But what I remember about Brogna, mostly, is that he wasn’t there when things finally turned around for the Mets later in the decade – he was in Philadelphia by then, where he’d enjoy (if that’s ever the right word for anything an athlete does in Philadelphia) a couple of 20-homer, 100-RBI seasons on some half-lousy teams managed by Terry Francona. My memory of him during those years is also vague – I was in college, where I spent much time vague-ing up my memory and less time paying attention to the Mets. By the time I was back on this coast, it was a different decade and Brogna was playing out the string as a meek-ish platoon first baseman in Boston and then Atlanta.
Brogna has his spot on the list of Mets who deserved better than they got – good guys on bad teams, best players on worst rosters, players who were jettisoned before they ever got to hear anything but desperate cheers in anything but a half-empty Shea Stadium. This is not a short list, and it’s not one that is put together in an unbiased or even semi-rational sort of way. In 1995, Brogna was indeed a very good first baseman. In his post-strike years in Philadelphia, he was a very 1990s first baseman – the sort of player who, judging by metrics that no one was really using then, was not very good at getting on base, didn’t have all that much pop, and in a baseball sense is probably most accurately described a supercharged Doug Mientkiewicz. And in a baseball sense, he’s exactly that memorable.
But what makes Rico Brogna resonate, for me, is how clean his escape from my memory has been, how deep was his dive into the anonymous clutter of things forgotten.

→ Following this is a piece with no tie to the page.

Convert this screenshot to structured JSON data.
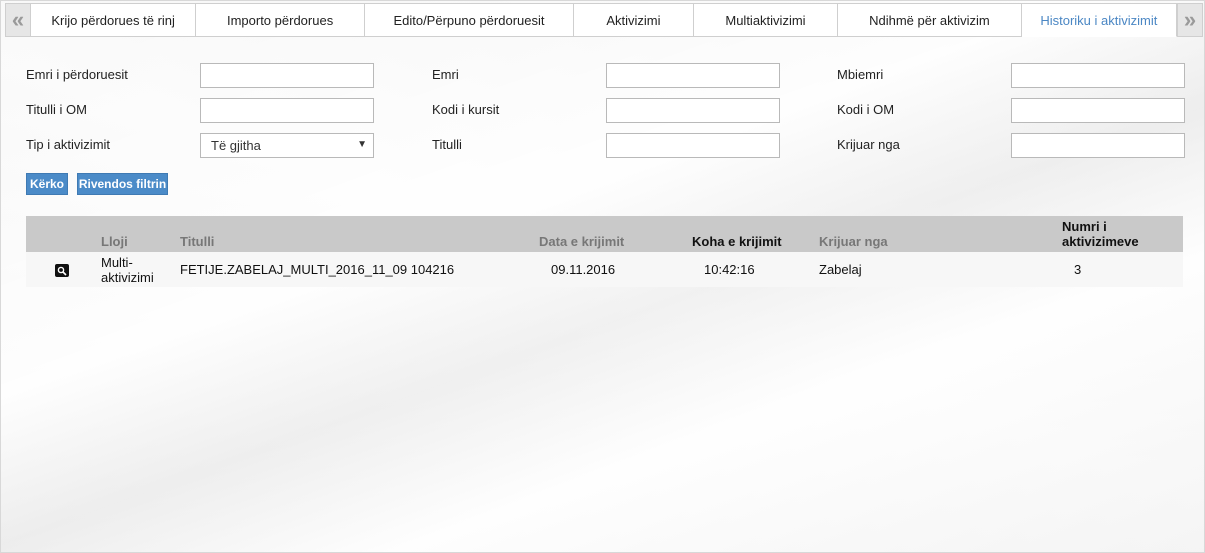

As a Met, Brogna was appreciated roughly as much as he should have been, was good and likable when others around him weren’t, offered a little bit of hope in a Mets decade of mostly hopeless baseball and a solid diversion for me in a decade in which my attentions were generally turned inward or elsewhere – and he’s gone, gone, gone, a baseball card disappeared into a stack of the same, boxed up in a room I don’t live in anymore. It’s strange, but there are worse ways to be remembered. Brogna’s still in there, at least, and I was glad to remake his acquaintance in writing this. It’s just that there’s so much else in there, too.